### Task goal
Would you return each entry exactly as written, omitting any pictures?
------------
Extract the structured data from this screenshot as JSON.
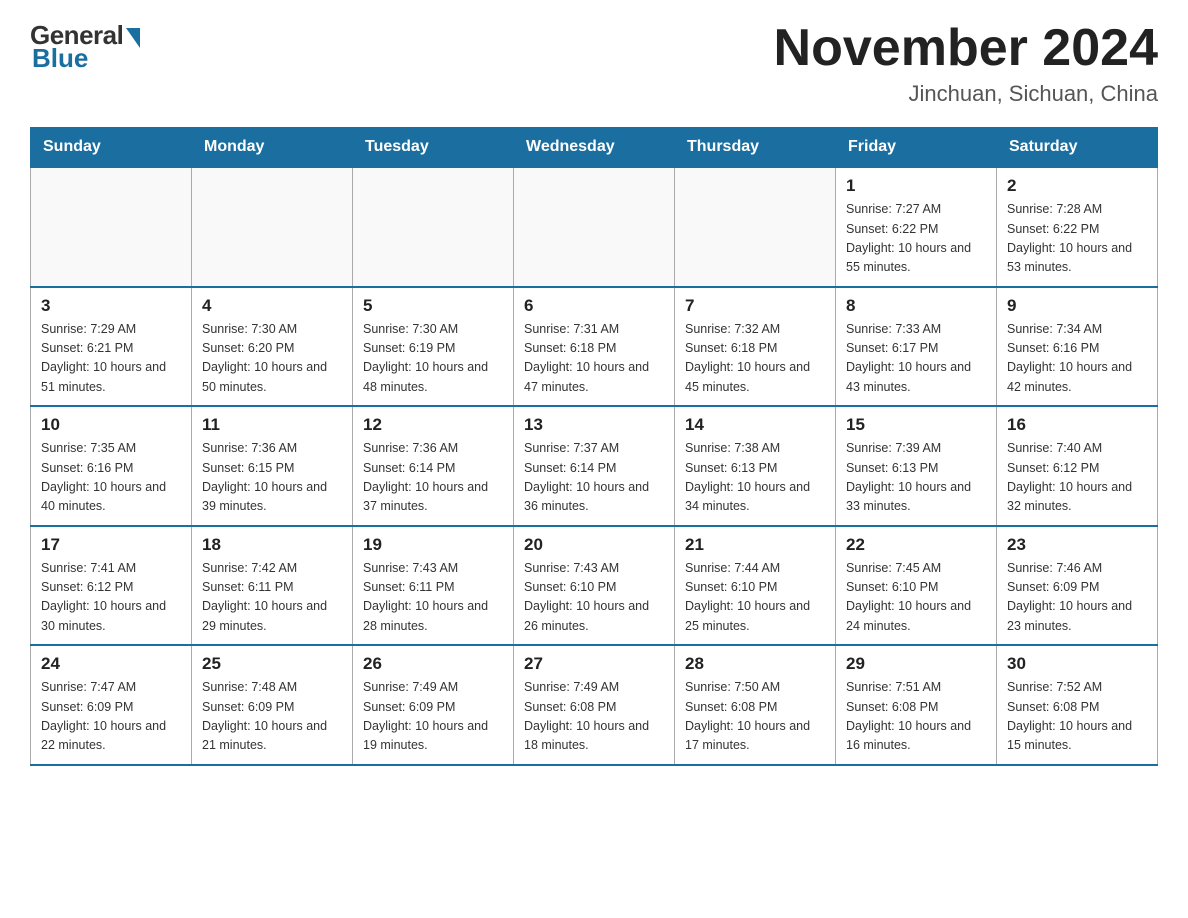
{
  "header": {
    "logo_general": "General",
    "logo_blue": "Blue",
    "month_title": "November 2024",
    "location": "Jinchuan, Sichuan, China"
  },
  "days_of_week": [
    "Sunday",
    "Monday",
    "Tuesday",
    "Wednesday",
    "Thursday",
    "Friday",
    "Saturday"
  ],
  "weeks": [
    [
      {
        "day": "",
        "info": ""
      },
      {
        "day": "",
        "info": ""
      },
      {
        "day": "",
        "info": ""
      },
      {
        "day": "",
        "info": ""
      },
      {
        "day": "",
        "info": ""
      },
      {
        "day": "1",
        "info": "Sunrise: 7:27 AM\nSunset: 6:22 PM\nDaylight: 10 hours and 55 minutes."
      },
      {
        "day": "2",
        "info": "Sunrise: 7:28 AM\nSunset: 6:22 PM\nDaylight: 10 hours and 53 minutes."
      }
    ],
    [
      {
        "day": "3",
        "info": "Sunrise: 7:29 AM\nSunset: 6:21 PM\nDaylight: 10 hours and 51 minutes."
      },
      {
        "day": "4",
        "info": "Sunrise: 7:30 AM\nSunset: 6:20 PM\nDaylight: 10 hours and 50 minutes."
      },
      {
        "day": "5",
        "info": "Sunrise: 7:30 AM\nSunset: 6:19 PM\nDaylight: 10 hours and 48 minutes."
      },
      {
        "day": "6",
        "info": "Sunrise: 7:31 AM\nSunset: 6:18 PM\nDaylight: 10 hours and 47 minutes."
      },
      {
        "day": "7",
        "info": "Sunrise: 7:32 AM\nSunset: 6:18 PM\nDaylight: 10 hours and 45 minutes."
      },
      {
        "day": "8",
        "info": "Sunrise: 7:33 AM\nSunset: 6:17 PM\nDaylight: 10 hours and 43 minutes."
      },
      {
        "day": "9",
        "info": "Sunrise: 7:34 AM\nSunset: 6:16 PM\nDaylight: 10 hours and 42 minutes."
      }
    ],
    [
      {
        "day": "10",
        "info": "Sunrise: 7:35 AM\nSunset: 6:16 PM\nDaylight: 10 hours and 40 minutes."
      },
      {
        "day": "11",
        "info": "Sunrise: 7:36 AM\nSunset: 6:15 PM\nDaylight: 10 hours and 39 minutes."
      },
      {
        "day": "12",
        "info": "Sunrise: 7:36 AM\nSunset: 6:14 PM\nDaylight: 10 hours and 37 minutes."
      },
      {
        "day": "13",
        "info": "Sunrise: 7:37 AM\nSunset: 6:14 PM\nDaylight: 10 hours and 36 minutes."
      },
      {
        "day": "14",
        "info": "Sunrise: 7:38 AM\nSunset: 6:13 PM\nDaylight: 10 hours and 34 minutes."
      },
      {
        "day": "15",
        "info": "Sunrise: 7:39 AM\nSunset: 6:13 PM\nDaylight: 10 hours and 33 minutes."
      },
      {
        "day": "16",
        "info": "Sunrise: 7:40 AM\nSunset: 6:12 PM\nDaylight: 10 hours and 32 minutes."
      }
    ],
    [
      {
        "day": "17",
        "info": "Sunrise: 7:41 AM\nSunset: 6:12 PM\nDaylight: 10 hours and 30 minutes."
      },
      {
        "day": "18",
        "info": "Sunrise: 7:42 AM\nSunset: 6:11 PM\nDaylight: 10 hours and 29 minutes."
      },
      {
        "day": "19",
        "info": "Sunrise: 7:43 AM\nSunset: 6:11 PM\nDaylight: 10 hours and 28 minutes."
      },
      {
        "day": "20",
        "info": "Sunrise: 7:43 AM\nSunset: 6:10 PM\nDaylight: 10 hours and 26 minutes."
      },
      {
        "day": "21",
        "info": "Sunrise: 7:44 AM\nSunset: 6:10 PM\nDaylight: 10 hours and 25 minutes."
      },
      {
        "day": "22",
        "info": "Sunrise: 7:45 AM\nSunset: 6:10 PM\nDaylight: 10 hours and 24 minutes."
      },
      {
        "day": "23",
        "info": "Sunrise: 7:46 AM\nSunset: 6:09 PM\nDaylight: 10 hours and 23 minutes."
      }
    ],
    [
      {
        "day": "24",
        "info": "Sunrise: 7:47 AM\nSunset: 6:09 PM\nDaylight: 10 hours and 22 minutes."
      },
      {
        "day": "25",
        "info": "Sunrise: 7:48 AM\nSunset: 6:09 PM\nDaylight: 10 hours and 21 minutes."
      },
      {
        "day": "26",
        "info": "Sunrise: 7:49 AM\nSunset: 6:09 PM\nDaylight: 10 hours and 19 minutes."
      },
      {
        "day": "27",
        "info": "Sunrise: 7:49 AM\nSunset: 6:08 PM\nDaylight: 10 hours and 18 minutes."
      },
      {
        "day": "28",
        "info": "Sunrise: 7:50 AM\nSunset: 6:08 PM\nDaylight: 10 hours and 17 minutes."
      },
      {
        "day": "29",
        "info": "Sunrise: 7:51 AM\nSunset: 6:08 PM\nDaylight: 10 hours and 16 minutes."
      },
      {
        "day": "30",
        "info": "Sunrise: 7:52 AM\nSunset: 6:08 PM\nDaylight: 10 hours and 15 minutes."
      }
    ]
  ]
}
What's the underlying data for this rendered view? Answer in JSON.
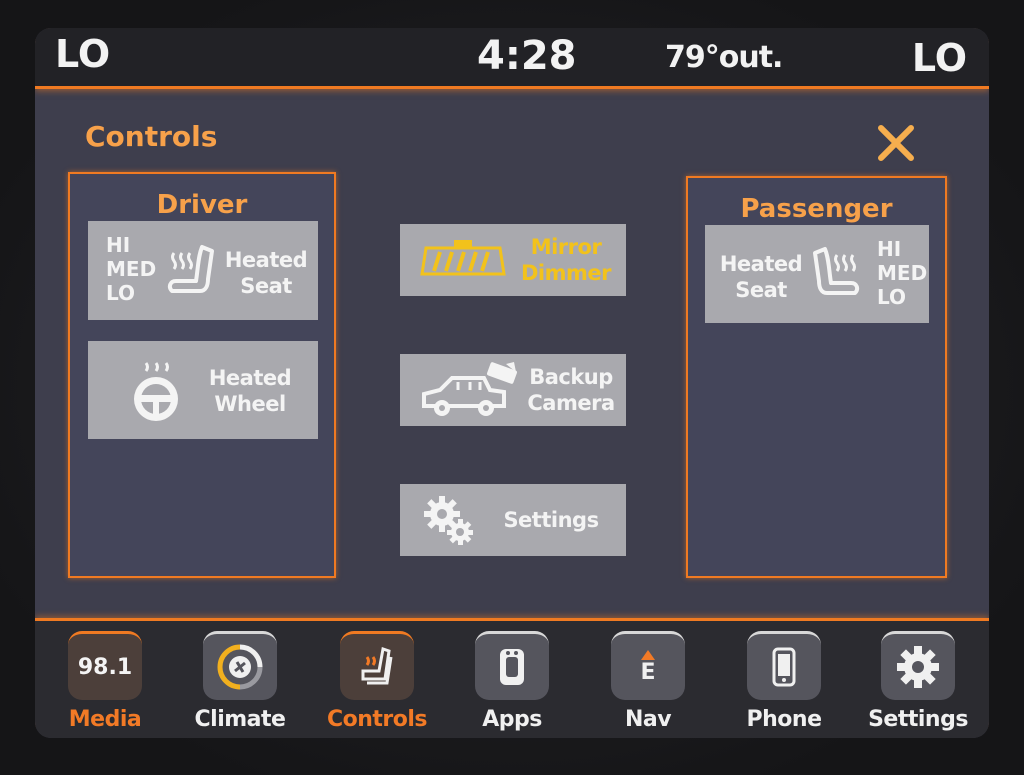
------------
### Response area
Extract the structured data from this screenshot as JSON.
{
  "header": {
    "logo_general": "General",
    "logo_blue": "Blue",
    "month_title": "November 2024",
    "location": "Jinchuan, Sichuan, China"
  },
  "days_of_week": [
    "Sunday",
    "Monday",
    "Tuesday",
    "Wednesday",
    "Thursday",
    "Friday",
    "Saturday"
  ],
  "weeks": [
    [
      {
        "day": "",
        "info": ""
      },
      {
        "day": "",
        "info": ""
      },
      {
        "day": "",
        "info": ""
      },
      {
        "day": "",
        "info": ""
      },
      {
        "day": "",
        "info": ""
      },
      {
        "day": "1",
        "info": "Sunrise: 7:27 AM\nSunset: 6:22 PM\nDaylight: 10 hours and 55 minutes."
      },
      {
        "day": "2",
        "info": "Sunrise: 7:28 AM\nSunset: 6:22 PM\nDaylight: 10 hours and 53 minutes."
      }
    ],
    [
      {
        "day": "3",
        "info": "Sunrise: 7:29 AM\nSunset: 6:21 PM\nDaylight: 10 hours and 51 minutes."
      },
      {
        "day": "4",
        "info": "Sunrise: 7:30 AM\nSunset: 6:20 PM\nDaylight: 10 hours and 50 minutes."
      },
      {
        "day": "5",
        "info": "Sunrise: 7:30 AM\nSunset: 6:19 PM\nDaylight: 10 hours and 48 minutes."
      },
      {
        "day": "6",
        "info": "Sunrise: 7:31 AM\nSunset: 6:18 PM\nDaylight: 10 hours and 47 minutes."
      },
      {
        "day": "7",
        "info": "Sunrise: 7:32 AM\nSunset: 6:18 PM\nDaylight: 10 hours and 45 minutes."
      },
      {
        "day": "8",
        "info": "Sunrise: 7:33 AM\nSunset: 6:17 PM\nDaylight: 10 hours and 43 minutes."
      },
      {
        "day": "9",
        "info": "Sunrise: 7:34 AM\nSunset: 6:16 PM\nDaylight: 10 hours and 42 minutes."
      }
    ],
    [
      {
        "day": "10",
        "info": "Sunrise: 7:35 AM\nSunset: 6:16 PM\nDaylight: 10 hours and 40 minutes."
      },
      {
        "day": "11",
        "info": "Sunrise: 7:36 AM\nSunset: 6:15 PM\nDaylight: 10 hours and 39 minutes."
      },
      {
        "day": "12",
        "info": "Sunrise: 7:36 AM\nSunset: 6:14 PM\nDaylight: 10 hours and 37 minutes."
      },
      {
        "day": "13",
        "info": "Sunrise: 7:37 AM\nSunset: 6:14 PM\nDaylight: 10 hours and 36 minutes."
      },
      {
        "day": "14",
        "info": "Sunrise: 7:38 AM\nSunset: 6:13 PM\nDaylight: 10 hours and 34 minutes."
      },
      {
        "day": "15",
        "info": "Sunrise: 7:39 AM\nSunset: 6:13 PM\nDaylight: 10 hours and 33 minutes."
      },
      {
        "day": "16",
        "info": "Sunrise: 7:40 AM\nSunset: 6:12 PM\nDaylight: 10 hours and 32 minutes."
      }
    ],
    [
      {
        "day": "17",
        "info": "Sunrise: 7:41 AM\nSunset: 6:12 PM\nDaylight: 10 hours and 30 minutes."
      },
      {
        "day": "18",
        "info": "Sunrise: 7:42 AM\nSunset: 6:11 PM\nDaylight: 10 hours and 29 minutes."
      },
      {
        "day": "19",
        "info": "Sunrise: 7:43 AM\nSunset: 6:11 PM\nDaylight: 10 hours and 28 minutes."
      },
      {
        "day": "20",
        "info": "Sunrise: 7:43 AM\nSunset: 6:10 PM\nDaylight: 10 hours and 26 minutes."
      },
      {
        "day": "21",
        "info": "Sunrise: 7:44 AM\nSunset: 6:10 PM\nDaylight: 10 hours and 25 minutes."
      },
      {
        "day": "22",
        "info": "Sunrise: 7:45 AM\nSunset: 6:10 PM\nDaylight: 10 hours and 24 minutes."
      },
      {
        "day": "23",
        "info": "Sunrise: 7:46 AM\nSunset: 6:09 PM\nDaylight: 10 hours and 23 minutes."
      }
    ],
    [
      {
        "day": "24",
        "info": "Sunrise: 7:47 AM\nSunset: 6:09 PM\nDaylight: 10 hours and 22 minutes."
      },
      {
        "day": "25",
        "info": "Sunrise: 7:48 AM\nSunset: 6:09 PM\nDaylight: 10 hours and 21 minutes."
      },
      {
        "day": "26",
        "info": "Sunrise: 7:49 AM\nSunset: 6:09 PM\nDaylight: 10 hours and 19 minutes."
      },
      {
        "day": "27",
        "info": "Sunrise: 7:49 AM\nSunset: 6:08 PM\nDaylight: 10 hours and 18 minutes."
      },
      {
        "day": "28",
        "info": "Sunrise: 7:50 AM\nSunset: 6:08 PM\nDaylight: 10 hours and 17 minutes."
      },
      {
        "day": "29",
        "info": "Sunrise: 7:51 AM\nSunset: 6:08 PM\nDaylight: 10 hours and 16 minutes."
      },
      {
        "day": "30",
        "info": "Sunrise: 7:52 AM\nSunset: 6:08 PM\nDaylight: 10 hours and 15 minutes."
      }
    ]
  ]
}
What's the underlying data for this rendered view? Answer in JSON.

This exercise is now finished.